On March 16, a group of Mauritanian soldiers who had been living in exile in Morocco tried to overthrow the government in the country's first coup attempt that resulted in bloodshed. The fallout from that ended the country's brief experiment in civilian participation in government. The attempt seemed, in part, to reflect the strains between northern Moors, who dominate the military government, and southern Moors, who had easier access to power and influence under the deposed Daddah, also a southern Moor.
"One wonders, witht the poor economic state this country is in, what the perpetual power struggles are about," said a European aid official. "There is not much to go around."

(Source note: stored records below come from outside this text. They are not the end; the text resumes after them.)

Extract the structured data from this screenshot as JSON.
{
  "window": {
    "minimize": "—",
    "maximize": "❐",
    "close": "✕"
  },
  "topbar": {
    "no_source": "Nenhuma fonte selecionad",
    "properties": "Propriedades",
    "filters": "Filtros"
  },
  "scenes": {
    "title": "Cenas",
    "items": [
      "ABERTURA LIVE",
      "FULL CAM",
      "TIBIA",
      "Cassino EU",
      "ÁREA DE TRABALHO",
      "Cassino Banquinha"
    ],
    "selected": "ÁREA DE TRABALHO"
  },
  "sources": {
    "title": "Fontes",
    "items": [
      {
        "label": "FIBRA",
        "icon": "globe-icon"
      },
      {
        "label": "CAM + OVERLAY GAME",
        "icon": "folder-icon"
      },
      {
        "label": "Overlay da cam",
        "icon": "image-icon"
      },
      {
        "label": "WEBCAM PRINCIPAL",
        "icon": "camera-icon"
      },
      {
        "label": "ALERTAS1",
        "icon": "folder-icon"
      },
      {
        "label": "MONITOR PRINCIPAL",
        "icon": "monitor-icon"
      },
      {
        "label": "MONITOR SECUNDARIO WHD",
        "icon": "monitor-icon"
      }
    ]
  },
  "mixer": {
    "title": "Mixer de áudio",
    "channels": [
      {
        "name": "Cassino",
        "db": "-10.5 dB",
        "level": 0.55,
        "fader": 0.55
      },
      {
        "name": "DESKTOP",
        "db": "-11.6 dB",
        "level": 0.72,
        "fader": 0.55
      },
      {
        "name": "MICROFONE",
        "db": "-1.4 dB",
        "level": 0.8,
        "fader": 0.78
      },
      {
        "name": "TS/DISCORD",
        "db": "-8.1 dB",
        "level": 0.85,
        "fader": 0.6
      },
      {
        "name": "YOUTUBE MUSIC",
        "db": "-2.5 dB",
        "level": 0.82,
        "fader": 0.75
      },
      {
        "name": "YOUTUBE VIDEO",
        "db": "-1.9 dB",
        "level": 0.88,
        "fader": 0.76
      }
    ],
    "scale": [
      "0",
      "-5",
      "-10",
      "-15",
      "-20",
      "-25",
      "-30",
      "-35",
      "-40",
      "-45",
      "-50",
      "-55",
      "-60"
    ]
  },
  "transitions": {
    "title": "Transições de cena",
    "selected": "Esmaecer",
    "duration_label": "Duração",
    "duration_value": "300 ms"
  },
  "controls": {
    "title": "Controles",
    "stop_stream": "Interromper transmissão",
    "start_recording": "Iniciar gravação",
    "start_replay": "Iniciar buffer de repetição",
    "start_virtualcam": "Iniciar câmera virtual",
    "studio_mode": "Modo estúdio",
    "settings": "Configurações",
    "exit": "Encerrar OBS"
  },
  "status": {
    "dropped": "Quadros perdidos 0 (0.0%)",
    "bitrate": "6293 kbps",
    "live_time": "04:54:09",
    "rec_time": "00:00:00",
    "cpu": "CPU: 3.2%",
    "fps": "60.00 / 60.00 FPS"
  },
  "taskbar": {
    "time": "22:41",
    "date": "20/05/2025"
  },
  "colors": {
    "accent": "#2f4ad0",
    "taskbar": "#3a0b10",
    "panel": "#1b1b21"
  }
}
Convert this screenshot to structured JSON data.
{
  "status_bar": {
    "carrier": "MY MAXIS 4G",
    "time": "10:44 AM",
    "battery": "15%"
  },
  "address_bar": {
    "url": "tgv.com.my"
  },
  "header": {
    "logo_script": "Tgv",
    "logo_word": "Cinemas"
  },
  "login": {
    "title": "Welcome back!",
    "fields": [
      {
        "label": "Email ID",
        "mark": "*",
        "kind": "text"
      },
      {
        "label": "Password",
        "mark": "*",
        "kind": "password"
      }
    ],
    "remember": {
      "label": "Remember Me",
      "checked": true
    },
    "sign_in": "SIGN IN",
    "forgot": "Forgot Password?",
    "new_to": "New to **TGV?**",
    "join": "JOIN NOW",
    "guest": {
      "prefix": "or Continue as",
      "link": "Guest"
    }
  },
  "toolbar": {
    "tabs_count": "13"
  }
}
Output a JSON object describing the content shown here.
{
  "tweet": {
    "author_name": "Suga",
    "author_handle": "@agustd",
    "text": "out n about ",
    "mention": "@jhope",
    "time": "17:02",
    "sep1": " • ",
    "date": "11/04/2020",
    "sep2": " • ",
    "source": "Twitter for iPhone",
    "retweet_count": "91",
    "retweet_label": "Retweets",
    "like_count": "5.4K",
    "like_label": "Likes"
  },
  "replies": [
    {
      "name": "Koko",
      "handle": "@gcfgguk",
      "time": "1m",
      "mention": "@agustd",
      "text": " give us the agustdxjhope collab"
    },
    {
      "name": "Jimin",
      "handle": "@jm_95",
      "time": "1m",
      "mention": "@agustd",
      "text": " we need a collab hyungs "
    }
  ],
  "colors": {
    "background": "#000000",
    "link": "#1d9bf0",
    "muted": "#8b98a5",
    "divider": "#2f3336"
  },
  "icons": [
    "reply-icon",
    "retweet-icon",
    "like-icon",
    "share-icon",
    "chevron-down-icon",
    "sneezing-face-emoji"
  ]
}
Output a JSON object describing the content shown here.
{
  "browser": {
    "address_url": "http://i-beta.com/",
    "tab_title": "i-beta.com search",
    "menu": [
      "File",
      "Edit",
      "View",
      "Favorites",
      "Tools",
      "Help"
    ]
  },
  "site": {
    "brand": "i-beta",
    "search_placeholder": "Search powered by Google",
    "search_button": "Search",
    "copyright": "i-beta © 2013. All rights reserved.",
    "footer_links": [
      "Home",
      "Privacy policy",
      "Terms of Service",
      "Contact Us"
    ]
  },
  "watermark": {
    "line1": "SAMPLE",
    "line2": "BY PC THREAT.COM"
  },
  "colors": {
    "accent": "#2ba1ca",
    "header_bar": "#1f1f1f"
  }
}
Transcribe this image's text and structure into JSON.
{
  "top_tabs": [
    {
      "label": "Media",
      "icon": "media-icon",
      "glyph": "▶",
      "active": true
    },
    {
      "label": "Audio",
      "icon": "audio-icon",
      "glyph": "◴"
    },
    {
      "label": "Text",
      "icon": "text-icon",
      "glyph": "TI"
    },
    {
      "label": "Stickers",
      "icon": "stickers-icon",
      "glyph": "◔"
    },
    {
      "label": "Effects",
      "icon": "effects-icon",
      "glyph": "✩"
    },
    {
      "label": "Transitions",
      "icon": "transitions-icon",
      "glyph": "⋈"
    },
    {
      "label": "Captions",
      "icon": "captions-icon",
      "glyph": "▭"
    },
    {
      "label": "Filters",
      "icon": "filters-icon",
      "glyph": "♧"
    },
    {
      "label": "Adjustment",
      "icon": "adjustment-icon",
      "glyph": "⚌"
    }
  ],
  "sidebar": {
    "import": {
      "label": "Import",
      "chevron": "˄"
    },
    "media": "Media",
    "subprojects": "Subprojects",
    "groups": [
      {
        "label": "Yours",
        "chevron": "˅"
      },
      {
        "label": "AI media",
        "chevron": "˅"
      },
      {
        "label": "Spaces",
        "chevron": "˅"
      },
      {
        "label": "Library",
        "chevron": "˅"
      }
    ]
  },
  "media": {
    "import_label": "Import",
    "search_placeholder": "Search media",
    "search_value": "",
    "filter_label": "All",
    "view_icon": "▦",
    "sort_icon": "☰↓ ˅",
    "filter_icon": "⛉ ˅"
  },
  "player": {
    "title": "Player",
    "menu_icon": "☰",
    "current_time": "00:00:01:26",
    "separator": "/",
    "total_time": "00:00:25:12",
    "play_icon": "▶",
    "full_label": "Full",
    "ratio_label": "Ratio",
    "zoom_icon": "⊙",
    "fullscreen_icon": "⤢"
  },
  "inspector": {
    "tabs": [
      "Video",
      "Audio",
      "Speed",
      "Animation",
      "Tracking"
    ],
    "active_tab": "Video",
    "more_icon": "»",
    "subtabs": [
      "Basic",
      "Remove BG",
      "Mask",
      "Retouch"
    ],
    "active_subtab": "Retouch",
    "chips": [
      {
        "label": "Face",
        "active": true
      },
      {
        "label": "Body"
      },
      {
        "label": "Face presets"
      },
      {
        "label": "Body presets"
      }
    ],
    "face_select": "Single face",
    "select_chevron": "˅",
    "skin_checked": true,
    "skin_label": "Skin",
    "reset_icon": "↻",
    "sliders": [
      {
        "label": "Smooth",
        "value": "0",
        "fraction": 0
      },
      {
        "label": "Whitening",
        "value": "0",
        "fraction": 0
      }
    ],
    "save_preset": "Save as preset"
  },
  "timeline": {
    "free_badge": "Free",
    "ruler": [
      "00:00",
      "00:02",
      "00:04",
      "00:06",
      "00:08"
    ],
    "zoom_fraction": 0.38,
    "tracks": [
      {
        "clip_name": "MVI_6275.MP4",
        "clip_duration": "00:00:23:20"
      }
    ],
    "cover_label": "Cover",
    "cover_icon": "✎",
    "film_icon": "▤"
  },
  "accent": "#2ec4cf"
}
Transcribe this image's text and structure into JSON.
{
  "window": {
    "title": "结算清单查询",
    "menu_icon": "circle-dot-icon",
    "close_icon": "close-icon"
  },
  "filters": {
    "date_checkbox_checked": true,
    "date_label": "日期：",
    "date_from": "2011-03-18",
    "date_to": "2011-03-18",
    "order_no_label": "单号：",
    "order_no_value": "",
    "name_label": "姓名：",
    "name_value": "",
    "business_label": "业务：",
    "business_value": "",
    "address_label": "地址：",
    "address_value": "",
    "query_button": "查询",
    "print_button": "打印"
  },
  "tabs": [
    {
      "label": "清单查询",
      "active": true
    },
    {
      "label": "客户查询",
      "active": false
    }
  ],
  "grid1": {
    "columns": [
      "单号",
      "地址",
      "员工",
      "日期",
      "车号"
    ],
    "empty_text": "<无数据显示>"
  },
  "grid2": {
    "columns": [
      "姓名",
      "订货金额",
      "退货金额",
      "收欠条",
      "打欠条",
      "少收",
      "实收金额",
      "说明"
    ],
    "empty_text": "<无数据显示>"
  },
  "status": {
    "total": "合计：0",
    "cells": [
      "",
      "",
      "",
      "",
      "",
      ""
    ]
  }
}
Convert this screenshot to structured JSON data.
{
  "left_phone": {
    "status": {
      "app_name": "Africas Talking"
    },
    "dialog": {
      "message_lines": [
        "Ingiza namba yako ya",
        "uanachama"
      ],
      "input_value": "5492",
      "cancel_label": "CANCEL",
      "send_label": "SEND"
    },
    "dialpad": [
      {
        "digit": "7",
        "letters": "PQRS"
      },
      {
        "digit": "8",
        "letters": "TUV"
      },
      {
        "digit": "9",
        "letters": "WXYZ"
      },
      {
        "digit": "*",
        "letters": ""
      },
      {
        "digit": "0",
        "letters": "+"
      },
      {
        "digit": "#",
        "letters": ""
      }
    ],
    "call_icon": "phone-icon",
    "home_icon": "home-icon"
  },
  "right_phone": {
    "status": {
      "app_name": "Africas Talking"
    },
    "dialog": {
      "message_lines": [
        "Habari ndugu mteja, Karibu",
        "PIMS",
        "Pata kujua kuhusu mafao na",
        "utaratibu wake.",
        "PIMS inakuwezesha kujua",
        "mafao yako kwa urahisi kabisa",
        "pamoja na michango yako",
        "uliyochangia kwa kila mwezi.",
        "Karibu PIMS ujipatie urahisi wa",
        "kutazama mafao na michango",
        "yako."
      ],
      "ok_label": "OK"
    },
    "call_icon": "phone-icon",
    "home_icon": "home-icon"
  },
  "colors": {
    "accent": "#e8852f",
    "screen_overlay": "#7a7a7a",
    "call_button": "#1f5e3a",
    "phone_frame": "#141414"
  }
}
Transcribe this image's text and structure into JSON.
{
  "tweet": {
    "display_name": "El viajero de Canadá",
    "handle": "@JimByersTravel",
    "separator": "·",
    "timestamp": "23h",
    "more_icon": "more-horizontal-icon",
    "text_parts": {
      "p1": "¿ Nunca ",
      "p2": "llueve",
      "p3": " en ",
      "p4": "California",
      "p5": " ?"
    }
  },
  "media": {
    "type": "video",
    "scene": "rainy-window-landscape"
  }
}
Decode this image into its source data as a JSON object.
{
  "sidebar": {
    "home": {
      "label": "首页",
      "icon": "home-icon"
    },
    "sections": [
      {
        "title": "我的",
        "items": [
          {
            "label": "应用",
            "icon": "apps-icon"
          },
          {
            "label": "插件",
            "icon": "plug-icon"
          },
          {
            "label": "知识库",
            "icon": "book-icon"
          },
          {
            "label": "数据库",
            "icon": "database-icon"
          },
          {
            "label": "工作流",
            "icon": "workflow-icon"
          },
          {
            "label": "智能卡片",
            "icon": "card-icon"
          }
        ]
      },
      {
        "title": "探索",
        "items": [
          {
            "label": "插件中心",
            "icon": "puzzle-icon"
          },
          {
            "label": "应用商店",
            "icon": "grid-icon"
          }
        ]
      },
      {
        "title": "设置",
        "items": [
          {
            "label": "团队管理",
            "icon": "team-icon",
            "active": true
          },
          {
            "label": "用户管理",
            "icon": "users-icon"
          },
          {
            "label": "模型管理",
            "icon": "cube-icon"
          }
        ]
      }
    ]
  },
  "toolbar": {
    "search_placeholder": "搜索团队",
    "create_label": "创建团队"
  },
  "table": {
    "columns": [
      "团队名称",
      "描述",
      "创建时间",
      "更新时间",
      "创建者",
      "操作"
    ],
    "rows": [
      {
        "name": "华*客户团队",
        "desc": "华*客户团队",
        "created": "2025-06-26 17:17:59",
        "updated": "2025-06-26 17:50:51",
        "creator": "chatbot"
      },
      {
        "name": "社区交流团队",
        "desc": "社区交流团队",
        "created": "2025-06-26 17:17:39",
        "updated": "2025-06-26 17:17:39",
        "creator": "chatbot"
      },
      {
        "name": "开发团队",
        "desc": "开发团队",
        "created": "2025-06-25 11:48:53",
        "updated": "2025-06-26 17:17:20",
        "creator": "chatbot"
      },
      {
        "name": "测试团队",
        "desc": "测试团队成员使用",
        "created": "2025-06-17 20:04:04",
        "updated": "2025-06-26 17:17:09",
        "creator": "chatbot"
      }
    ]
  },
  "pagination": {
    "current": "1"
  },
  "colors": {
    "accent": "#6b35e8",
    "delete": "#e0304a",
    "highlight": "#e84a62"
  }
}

Mauritania is a Sahelian country that, since the 1968-to-1974 drought in the region, has been able to grow only about a third of its annual food needs. The remainder, about 100,000 tons of cereals, is donated from abroad.
The drought also dramatically changed the country's demographics, severely straining the government's ability to provide services. In 1965, for example, 65 percent of the population led a self-sufficient, nomadic life. By the end of the drought, which wiped out entire herds, 65 percent of the population were sedentary farmers or had migrated to the cities seeking food and are still there.
The capital, Nouakchott, was a village of 500 people in 1957. Planned to house no more than 30,000 when selected as the government's administrative headquarters, it has grown to 200,000. The city is surrounded by a tent-and-shanty slum -- where at least 70 percent of the population lives -- built by poeple chased out of the Sahel's semiarid countryside by the drought.
Since the mid-1970s, the world market price for this country's major export, iron ore, has dropped from $25 a ton to $17 a ton, leaving for the government treasury a meager profit of $8 million after salaries and mining costs. The small $230 million annual budget suffered an $85 million deficit last year.
In only a generation of independence, six competitive conspiratorial political groups have evolved among the Mauritanian educated elite, a total of 15 percent of the population.
While everyone is Moslem, the Moors run the entire political gamut and look to the Arab world for political inspiration. The blacks are generally more conservative Francophiles.
Among the Moors, the groups include pro-Algerians, pro-Libyans, pro-Polisario and pro-Iraqis, the latter having created a small, growing Baathist Iraqi Moslem sect in Nouakchott. The blacks are pro-Moroccan and pro-Senegalan.
Presiding over all of this is the generally unflappable, good-humored military head of state, Lt. Col. Mohammed Khouna Haidalla, a 41-year-old desert Moor from northern Mauritania.
"It would be a mistake to underestimate Haidalla because of [his] humble demeanor," said one source who has frequent contact with him. "He has been quietly accumulating power since he was appointed" head of state by the 20-member military Committee for National Salvation.
In an interview, Haidalla said the brief participation of civilians in his government was ended because the March 16 coup attempt created too much instability. He denied that the apparent pro-Libyan leanings of the civilians had triggered their dismissal, but other Mauritanians and neutral observers argued that was the major factor.
Haidalla said the military committee "has decided to lead Mauritania into democracy itself," but no timetable has been given.
Haidalla disagreed with some observers' views that Mauritania is a society divided against itself. "To the contrary," he said, "past and recent history in Mauritania confirms that each time there is something that disturbs the independence, soverignty and integrity of Mauritania, the Mauritanians' attachment to their country has never been absent."